The Indian River School District has pulled its longtime chief financial officer out of the office.
To help raise funds for its Learning Assistance Program, Lighthouse Christian School will be holding its annual spring breakfast fundraiser this weekend.
John M. Clayton and East Millsboro elementary schools will host a series of open houses for their Spanish-immersion programs on May 4 and May 5. Parents interested in enrolling their child in the program next year may visit the schools on either day to tour the immersion classrooms. No appointment is necessary.
Only kindergarten students will be selected for the program in 2016-2017.
Stevenson University student Corrin Harris of Millsboro has been inducted into the Who’s Who Among Students in American Universities & Colleges, a national honors program, the university announced this week. There were a total of nearly 170 Stevenson students honored this year.
Delaware Technical Community College and Accent on Travel, in conjunction with Collette Vacations, are offering escorted tours designed to be educational, cultural and fun.
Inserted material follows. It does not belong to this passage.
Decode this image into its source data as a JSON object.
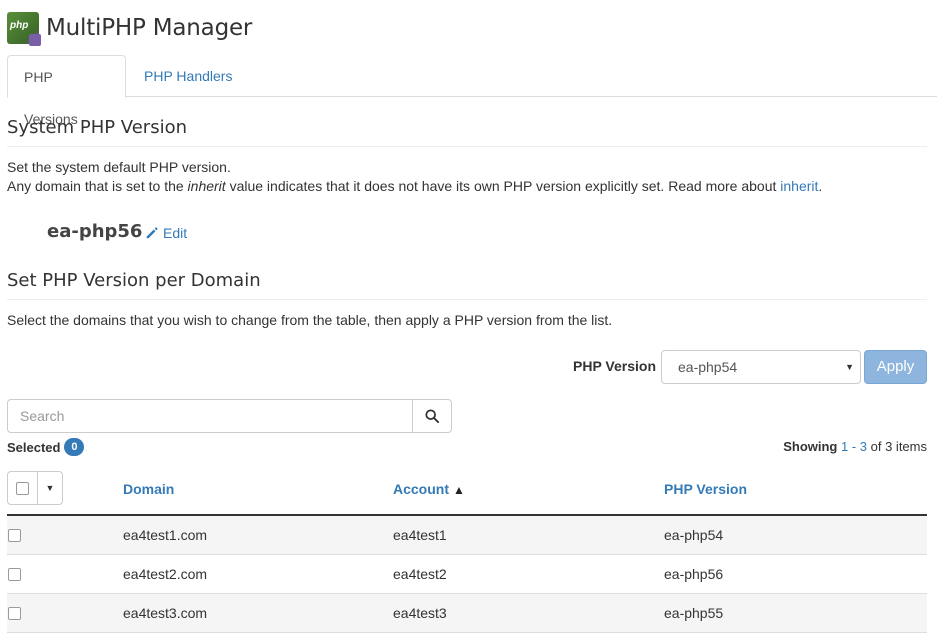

A portion of the proceeds will benefit Delaware Tech’s Kids on Campus program, by providing scholarship opportunities.
The Delaware Department of Education has awarded four new 21st Century Community Learning Center (CCLC) program grants under the federal Elementary and Secondary Education Act, including one to the University of Delaware Cooperative Extension 4-H at the Indian River School District’s Phillip C. Showell Elementary School and Hickory Tree Center (also, John M.
Sussex Academy recently announced the names of students who named to the school’s Honor Roll for the third marking period of the 2015-2016 school year. They include:
• Sixth-grade Distinguished (A) Honor Roll — Michael Daniello, Emily Simon.
Worcester Preparatory School Headmaster Barry Tull recently congratulated the students who made the Worcester Prep Term 3 Headmaster’s List for the 2015-2016 school year.
Wanda Williams has taught kindergarten through third grade for more than 38 years, but kindergarten is by far her favorite age group. Williams, East Millsboro Elementary School’s Teacher of the Year, said she enjoys being part of molding the littlest students into lifelong learners.
“Even though they may have had preschool,” Williams said, “we really set their foundation for them in kindergarten.”
Williams’ classroom is clearly designed to foster students who are thinkers and questioners. In fact, the first thing they encounter inside her colorful classroom is a wall loaded with questions, for which they are encouraged to seek answers.
Gone are the days, Williams said, when kindergarten was all about coloring within the lines and learning to get along with others.
“Kindergarten is a whole different ballgame now,” she said.
At the beginning of each school year, Williams said, she has some students “who don’t even know how to hold a pencil.” Many need help with basic skills. By the end of the year, those kindergarteners will be writing not just words but sentences. Lots of sentences, in fact — “six, seven, eight sentences,” she said with a smile.
Each day’s lesson in Williams’ classroom, her 22 students have lessons in math, science, social studies, mathematics, reading and writing. While that might sound kind of dry and not much fun for 5- and 6-year-olds, Williams explained that they still get to move around a lot and that lessons are packaged in ways that capture the students’ attention and imagination.